Millions of British adults have experienced suicidal thoughts or feelings due to their body image, a new survey has found.

The Mental Health Foundation polled 4,505 adults in March and revealed that one in eight (13 percent) of them had considered taking their own lives because of concerns relating to body image.

The charity commissioned the survey for Mental Health Awareness Week, which begins on Monday 15 May with a theme of body image in light of growing concerns over how this can contribute to poor mental wellbeing, particularly in young women.

More than a third of respondents said their body image left them feeling anxious (34 percent) or depressed (35 percent).

Additionally, 20 percent of those surveyed felt shame over the way they looked and 19 percent reported feeling “disgusted”.

The survey found that social media and images used in advertising have a significant part to play in how we perceive our body image, with almost half of the 18 to 24-year-olds blaming the former for provoking anxieties about the way they look while one in five said the latter.
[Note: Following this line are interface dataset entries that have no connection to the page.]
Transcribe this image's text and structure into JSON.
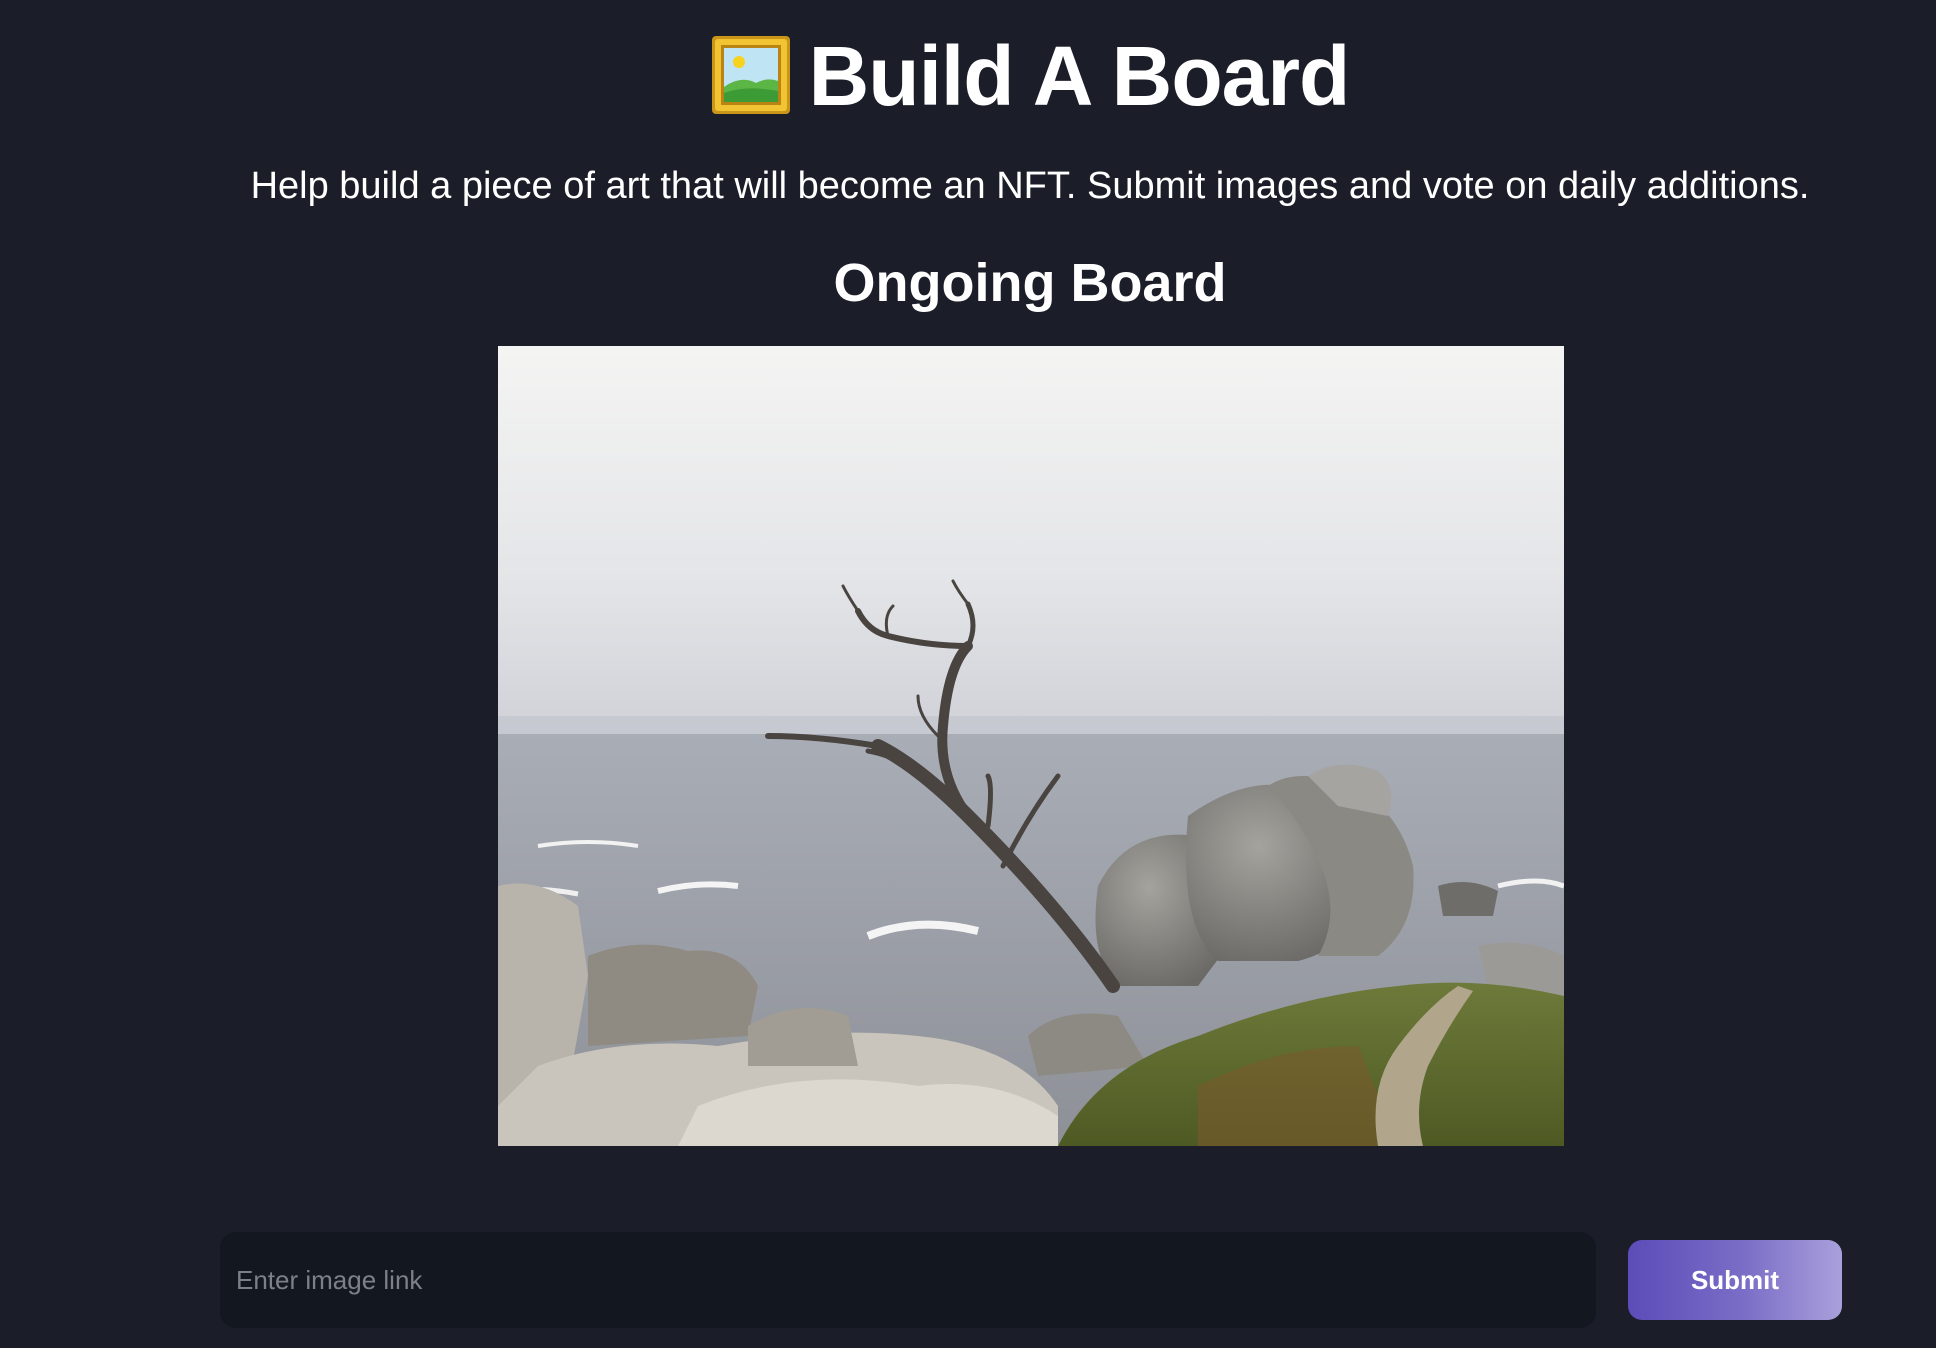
{
  "header": {
    "title": "Build A Board",
    "title_icon": "framed-picture-icon",
    "subtitle": "Help build a piece of art that will become an NFT. Submit images and vote on daily additions."
  },
  "board": {
    "heading": "Ongoing Board",
    "image_alt": "Lone cypress tree on a rocky coast"
  },
  "submit_form": {
    "input_placeholder": "Enter image link",
    "input_value": "",
    "button_label": "Submit"
  },
  "colors": {
    "background": "#1b1e28",
    "input_background": "#131720",
    "button_gradient_start": "#5b4cb8",
    "button_gradient_end": "#aaa0dc"
  }
}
Mark Rowland, the chief executive of the #MentalHealthFoundation, said the research clearly shows that body image is having an adverse effect on millions of people’s mental wellbeing.

“For some people, this is potentially very severe, with large numbers saying they have self-harmed or had #suicidal thoughts and feelings,” he added.

“Many people identified social media as an important factor causing them to worry about their body image – and the majority of respondents felt the Government needed to take more action.”

In light of the research, the charity is calling for effective regulation of how body image is portrayed in the media, urging the Advertising Standards Authority (ASA) to consider vetting ads from high-risk industries, such as cosmetic surgery companies and weight loss services.

As for social media companies, the charity has directed them towards the Be Real Campaign’s Body Image Pledge, which encourages the companies to commit to finding new ways to promote a positive body image and ensure a diverse range of body types is presented on their platforms.

On its website, the charity also lists several tips for individuals on how to improve their relationships with their bodies. These include confiding in a trusted friend, spring-cleaning apps from your smartphone and exercising.

You can contact the Samaritans by calling them for free from any phone for free on 116 123, email jo@samaritans.org or visit www.samaritans.org to find details of your nearest branch.